Making work manageable

These last two weeks I’ve been working rather a lot.  The start of school is always pretty busy, and I find a lot of things other than work slip by the wayside (hence the radio silence here, and the pile of canned tomato sauce and baked beans sitting in my recycling bin).  Recently, I’ve found myself groaning a lot about work.  True, there’s a lot that needs to be done, and not all of it is completely wonderful.  But the truth is, I think my feelings about work have made the things that I have to do feel a lot worse than they actually are.

Given that I’ll be teaching more than twice as much this year as I did last year and I have brand new courses in the mix as well, I’ve been trying to find ways to make the work more manageable.  This is to help preserve my sanity, but also to make sure I have time for things that also matter a great deal.  Friends and family.  Rest and downtime.  Cooking and preserving food.  Applying for more secure jobs.

I’ve been making a list of things that have worked for me at various points in the past and that I’ve been trying to use this last week.  I thought I’d post it here as a reminder of things to do, to keep it fresh in my mind for when the work really hits.  I imagine this year will be a good test of how effective they are (or how good I am with sticking to them, I suppose), but perhaps they’ll be helpful for someone else as well.

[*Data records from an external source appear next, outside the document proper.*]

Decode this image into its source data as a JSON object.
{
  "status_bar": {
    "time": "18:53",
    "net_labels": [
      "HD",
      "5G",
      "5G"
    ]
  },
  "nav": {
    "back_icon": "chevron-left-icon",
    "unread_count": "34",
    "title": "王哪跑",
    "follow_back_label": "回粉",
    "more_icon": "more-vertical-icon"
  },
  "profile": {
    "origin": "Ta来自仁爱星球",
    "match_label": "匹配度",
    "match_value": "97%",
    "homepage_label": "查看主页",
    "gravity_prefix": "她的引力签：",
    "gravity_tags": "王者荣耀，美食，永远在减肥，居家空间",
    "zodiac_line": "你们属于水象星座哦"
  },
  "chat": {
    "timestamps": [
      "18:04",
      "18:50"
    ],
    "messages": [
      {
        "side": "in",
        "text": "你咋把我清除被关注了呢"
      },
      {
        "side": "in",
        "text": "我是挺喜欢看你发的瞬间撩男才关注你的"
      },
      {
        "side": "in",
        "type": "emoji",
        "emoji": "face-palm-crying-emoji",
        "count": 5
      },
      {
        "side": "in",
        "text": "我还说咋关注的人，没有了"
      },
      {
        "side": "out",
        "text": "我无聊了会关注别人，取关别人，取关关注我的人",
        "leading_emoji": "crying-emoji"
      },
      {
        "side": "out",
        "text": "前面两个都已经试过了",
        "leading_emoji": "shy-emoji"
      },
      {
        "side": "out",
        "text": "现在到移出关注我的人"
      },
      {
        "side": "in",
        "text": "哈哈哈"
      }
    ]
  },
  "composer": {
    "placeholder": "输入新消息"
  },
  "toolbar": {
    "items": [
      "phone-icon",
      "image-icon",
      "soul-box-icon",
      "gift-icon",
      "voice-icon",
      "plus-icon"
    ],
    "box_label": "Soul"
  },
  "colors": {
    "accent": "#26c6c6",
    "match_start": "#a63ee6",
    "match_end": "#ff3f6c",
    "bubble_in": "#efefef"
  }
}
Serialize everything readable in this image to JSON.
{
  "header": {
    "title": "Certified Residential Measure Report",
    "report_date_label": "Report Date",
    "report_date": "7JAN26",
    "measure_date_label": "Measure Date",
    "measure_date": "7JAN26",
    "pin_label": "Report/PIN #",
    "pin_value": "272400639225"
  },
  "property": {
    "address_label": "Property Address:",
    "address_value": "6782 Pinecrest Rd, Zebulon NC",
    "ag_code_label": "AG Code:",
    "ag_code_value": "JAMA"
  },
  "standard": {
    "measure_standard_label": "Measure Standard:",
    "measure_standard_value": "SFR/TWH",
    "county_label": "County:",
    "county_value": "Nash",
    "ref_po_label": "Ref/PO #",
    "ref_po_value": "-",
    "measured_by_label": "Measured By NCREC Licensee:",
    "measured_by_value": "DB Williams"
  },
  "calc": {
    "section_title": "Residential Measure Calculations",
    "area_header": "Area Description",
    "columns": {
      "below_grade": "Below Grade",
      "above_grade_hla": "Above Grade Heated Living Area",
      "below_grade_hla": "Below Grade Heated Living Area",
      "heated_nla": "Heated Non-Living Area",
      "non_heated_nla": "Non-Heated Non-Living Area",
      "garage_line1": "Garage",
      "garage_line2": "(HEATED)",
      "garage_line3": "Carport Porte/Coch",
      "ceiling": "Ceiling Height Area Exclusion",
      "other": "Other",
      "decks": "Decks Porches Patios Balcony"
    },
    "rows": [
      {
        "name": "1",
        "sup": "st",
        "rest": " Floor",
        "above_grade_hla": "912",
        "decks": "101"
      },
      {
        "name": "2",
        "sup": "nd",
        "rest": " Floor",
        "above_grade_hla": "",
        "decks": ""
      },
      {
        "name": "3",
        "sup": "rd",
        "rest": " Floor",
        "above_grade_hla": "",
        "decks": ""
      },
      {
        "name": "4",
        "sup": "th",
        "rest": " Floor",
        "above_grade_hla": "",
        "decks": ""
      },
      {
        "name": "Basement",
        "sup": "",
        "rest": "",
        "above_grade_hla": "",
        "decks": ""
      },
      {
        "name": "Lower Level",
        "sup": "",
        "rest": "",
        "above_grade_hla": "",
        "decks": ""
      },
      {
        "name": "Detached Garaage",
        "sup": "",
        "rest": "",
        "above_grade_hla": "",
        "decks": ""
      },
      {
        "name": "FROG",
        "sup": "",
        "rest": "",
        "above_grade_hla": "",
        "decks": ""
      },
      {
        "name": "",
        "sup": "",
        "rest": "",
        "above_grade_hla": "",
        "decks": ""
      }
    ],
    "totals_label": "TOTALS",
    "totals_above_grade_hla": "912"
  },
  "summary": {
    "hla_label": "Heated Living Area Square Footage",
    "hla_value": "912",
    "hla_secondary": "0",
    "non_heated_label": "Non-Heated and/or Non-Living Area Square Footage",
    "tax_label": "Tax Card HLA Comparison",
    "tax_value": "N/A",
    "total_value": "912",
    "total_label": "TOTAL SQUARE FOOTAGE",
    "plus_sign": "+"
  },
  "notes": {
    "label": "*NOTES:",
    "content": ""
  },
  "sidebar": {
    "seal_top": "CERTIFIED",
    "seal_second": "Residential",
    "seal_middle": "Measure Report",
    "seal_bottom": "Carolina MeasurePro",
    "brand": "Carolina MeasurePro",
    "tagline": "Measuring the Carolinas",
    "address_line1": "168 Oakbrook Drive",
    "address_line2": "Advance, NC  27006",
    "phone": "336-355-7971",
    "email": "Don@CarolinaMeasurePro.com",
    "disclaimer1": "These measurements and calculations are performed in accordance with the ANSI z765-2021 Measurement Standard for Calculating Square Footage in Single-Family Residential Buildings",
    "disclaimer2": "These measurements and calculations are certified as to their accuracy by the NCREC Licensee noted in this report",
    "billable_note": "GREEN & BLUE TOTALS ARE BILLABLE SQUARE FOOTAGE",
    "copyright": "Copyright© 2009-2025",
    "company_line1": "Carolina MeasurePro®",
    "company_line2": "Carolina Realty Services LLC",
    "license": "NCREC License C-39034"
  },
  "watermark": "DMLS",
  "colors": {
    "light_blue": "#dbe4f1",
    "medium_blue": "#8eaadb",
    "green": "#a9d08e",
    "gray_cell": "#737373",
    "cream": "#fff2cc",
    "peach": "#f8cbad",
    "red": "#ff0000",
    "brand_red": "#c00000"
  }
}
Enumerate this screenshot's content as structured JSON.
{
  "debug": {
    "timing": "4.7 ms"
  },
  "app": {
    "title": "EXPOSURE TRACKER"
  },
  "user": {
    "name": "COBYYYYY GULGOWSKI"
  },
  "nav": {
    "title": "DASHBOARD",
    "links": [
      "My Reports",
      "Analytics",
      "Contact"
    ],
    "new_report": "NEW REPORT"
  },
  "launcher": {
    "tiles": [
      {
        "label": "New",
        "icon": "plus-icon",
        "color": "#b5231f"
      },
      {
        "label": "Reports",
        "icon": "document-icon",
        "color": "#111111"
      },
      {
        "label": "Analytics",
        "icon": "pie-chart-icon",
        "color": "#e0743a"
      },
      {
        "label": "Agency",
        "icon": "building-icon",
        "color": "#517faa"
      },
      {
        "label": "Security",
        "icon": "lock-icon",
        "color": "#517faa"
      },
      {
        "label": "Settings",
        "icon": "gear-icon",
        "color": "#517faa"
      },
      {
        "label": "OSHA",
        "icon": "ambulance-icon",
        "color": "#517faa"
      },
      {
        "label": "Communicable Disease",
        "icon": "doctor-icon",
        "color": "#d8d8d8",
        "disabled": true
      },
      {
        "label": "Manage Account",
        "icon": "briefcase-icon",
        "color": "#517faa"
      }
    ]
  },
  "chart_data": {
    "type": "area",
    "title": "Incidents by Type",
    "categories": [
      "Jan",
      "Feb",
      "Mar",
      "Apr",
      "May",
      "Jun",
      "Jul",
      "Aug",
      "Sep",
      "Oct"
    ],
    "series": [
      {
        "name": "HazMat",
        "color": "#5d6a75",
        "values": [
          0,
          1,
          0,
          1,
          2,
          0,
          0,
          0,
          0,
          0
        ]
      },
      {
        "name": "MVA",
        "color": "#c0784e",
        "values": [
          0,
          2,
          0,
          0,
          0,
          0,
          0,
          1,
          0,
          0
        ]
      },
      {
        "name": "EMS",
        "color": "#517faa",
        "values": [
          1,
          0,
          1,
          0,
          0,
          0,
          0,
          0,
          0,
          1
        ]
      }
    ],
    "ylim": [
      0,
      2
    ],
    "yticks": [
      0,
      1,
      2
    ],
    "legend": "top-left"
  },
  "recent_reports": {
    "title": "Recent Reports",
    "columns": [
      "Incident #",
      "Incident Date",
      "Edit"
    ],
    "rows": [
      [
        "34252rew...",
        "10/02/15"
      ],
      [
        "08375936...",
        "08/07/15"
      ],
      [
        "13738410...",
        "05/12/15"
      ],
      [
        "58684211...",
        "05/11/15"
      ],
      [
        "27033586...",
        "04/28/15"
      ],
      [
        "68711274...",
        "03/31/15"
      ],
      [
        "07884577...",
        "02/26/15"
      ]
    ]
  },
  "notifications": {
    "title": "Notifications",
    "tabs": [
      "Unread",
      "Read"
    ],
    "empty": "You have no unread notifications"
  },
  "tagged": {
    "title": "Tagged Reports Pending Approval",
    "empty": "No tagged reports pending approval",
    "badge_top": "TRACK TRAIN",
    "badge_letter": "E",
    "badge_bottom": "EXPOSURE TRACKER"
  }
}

Give up on perfection:  I am a perfectionist.  Always have been.  But trying to make something perfect takes a lot of energy, and if I put in all that time, I don’t have as much left for other, really important things that do require more time and effort and will hopefully have a much greater payoff (job applications, I’m looking at you).  And so I’m trying now to accept that some things don’t have to be perfect, and that good enough will be…well, good enough.

Don’t think about it first: this was a trick that I used when I used to run.  if I let myself think about something for too long before doing it, I can always find a way out of it, or work it up so much in my head that it’s nearly impossible to get going.  So instead, I sit down and start on whatever it is without allowing any thought in advance.  This works even better if I can prep what I need to work with ahead of time – the night before, I’ll leave the word file that needs to be edited open on the computer, or set out the papers to be graded with a pen, pencil, eraser, and calculator.

Make it pleasant: as much as possible, making work more pleasant – or, more accurately, making the place that I work more pleasant – can make a difference in how I perceive work.  Having nice candles on my desk, a cup of tea in my favourite mug, and a really nice pen make the experience of working that little bit better.

Break it up: I’m not so good at this yet, but I’m working on it.  Rather than seeing things as one monolithic thing that needs to be done, I try to see them as a series of small steps to be done one at a time.In general, dividing projects in to smaller tasks makes them a lot more approachable.  It can also feel like a lot more is getting done over time.

Make lists:  lists are great for two reasons.  First, getting things down on paper means that you don’t have to remember it, freeing up a bit more attention for what’s at hand.  No more nagging feelings of “what was that thing I had to do…?” is really very helpful.  Second, lists mean you get to check things off.  Finishing something and crossing or checking it off the list can be rewarding and pleasurable, and make you want to do more to get the feeling going.  This is especially helpful with a lot of smaller tasks (like above), because it feels like a lot is getting done.

Celebrate: okay, maybe don’t celebrate with something big every time something small gets done (although a nice celebration for the end of big projects is rather lovely), but enjoy the moment.  Have a stretch or take a walk.  Make a cup of tea or a hot chocolate.  Enjoy a chapter in the book you’re reading.  Taking the time to positively associate getting things finished with something nice can be a powerful motivator, and make it that much easier to keep up with the work.